Today we read of another fault the Pharisees and religious teachers found in Jesus: He spent time with sinful people. This once more strengthens our belief that Jesus was sinless, because the only faults anyone could find in Him weren’t faults at all, they were virtues. Jesus explained why He spent time with sinners: they were valued by God, just as a lost sheep is to a shepherd and a lost coin is to a woman who owns ten coins.
The Pharisees who criticized Jesus were self-righteous, and were actually just as lost as the people they condemned as being sinners. Jesus considered everyone to be a sinner who needs to be saved, but those who didn’t think they were sinners could never be saved, because they thought they already were!
The story of the lost son was really a story about the bad attitude of the older brother, who represented the Pharisees. The younger son was definitely guilty, but he repented before his father, who received him back with rejoicing and a feast. His son had been lost, but was back home where he belonged. The older brother became angry when he saw how gracious his father was toward his brother. He had always obeyed his father and never had received a similar party. To him it didn’t seem fair.
Every time I read this story, I always feel myself siding with the older brother. If my father did what his father had done, I would probably react the same way. But when I put myself in the shoes of the father, I’m sure I would do just what he did for his repentant son. There were two different perspectives in the matter, and we must realize that our God has the father’s perspective. He loves all of His own, so we should adopt His attitude and rejoice when He blesses someone who has recently repented after committing big sins, even if we feel like God is showing favoritism. Of course, God shows no favoritism, but like the father in the story, He can’t help but express His love when a repentant son returns home.
Q. If the younger brother was so graciously received and restored when he returned home, was there any advantage for the older brother to have stayed home, remaining obedient to his father all those years?

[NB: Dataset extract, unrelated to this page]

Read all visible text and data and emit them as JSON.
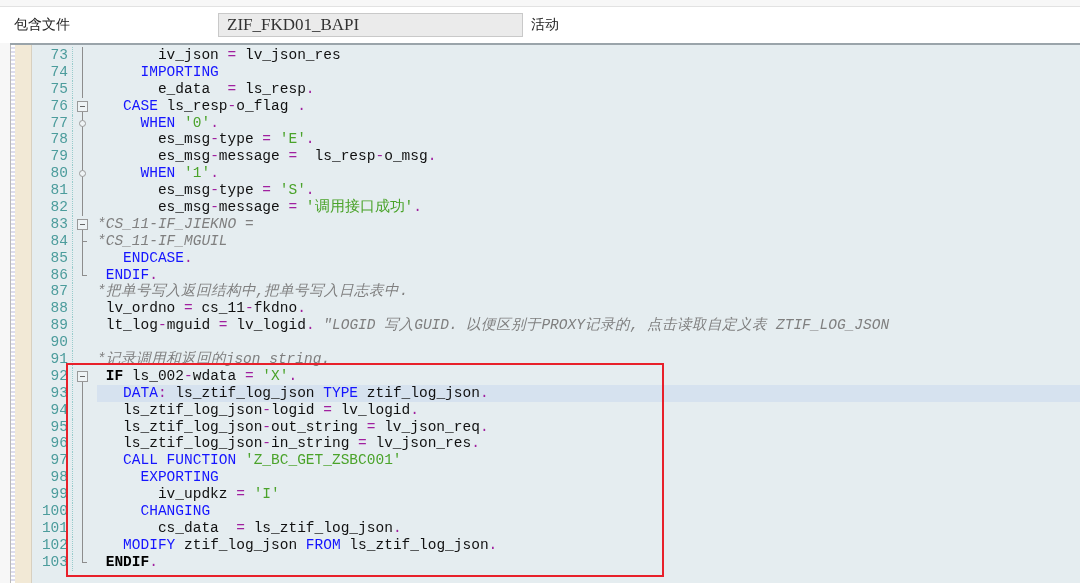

A. Absolutely. Everything the father owned was divided between his two sons. The younger of the two had wasted his entire inheritance, but the older brother still possessed all of his. That is why his father reminded him, “Everything I have is yours” (Luke 15:31b). The wayward son, although blessed to be restored, would regret all his life what he did with his inheritance. He would never have another opportunity to receive it again. And the older brother could use his inheritance to have as many feasts with his friends as he wanted.
Q. How do you think Jesus feels about Christians who look down on sinful people who are not Christians?
A. He knows they are guilty of spiritual pride. All of us were sinners at one time who needed a Savior. We were no different than the sinful people we now look down upon, except that we heard and believed the gospel and God forgave and changed us. We need to be merciful toward sinners as God is.
Application: Did you notice the father’s love for his repentant son in today’s final story? When the returning son was still a long distance away, his father saw him coming. He had been hoping and longing for his son’s return, always looking into the distance. He didn’t wait for his son to make it to him. Rather, he ran to his son, filled with love and compassion. When they met, he didn’t wait for his son’s confession, but immediately embraced and kissed him. When his son confessed his sin, he didn’t scold him to make him feel worse, but immediately called for the finest robe, a ring for his finger, sandals for his feet and a great feast in celebration. Does that help you understand God’s loves?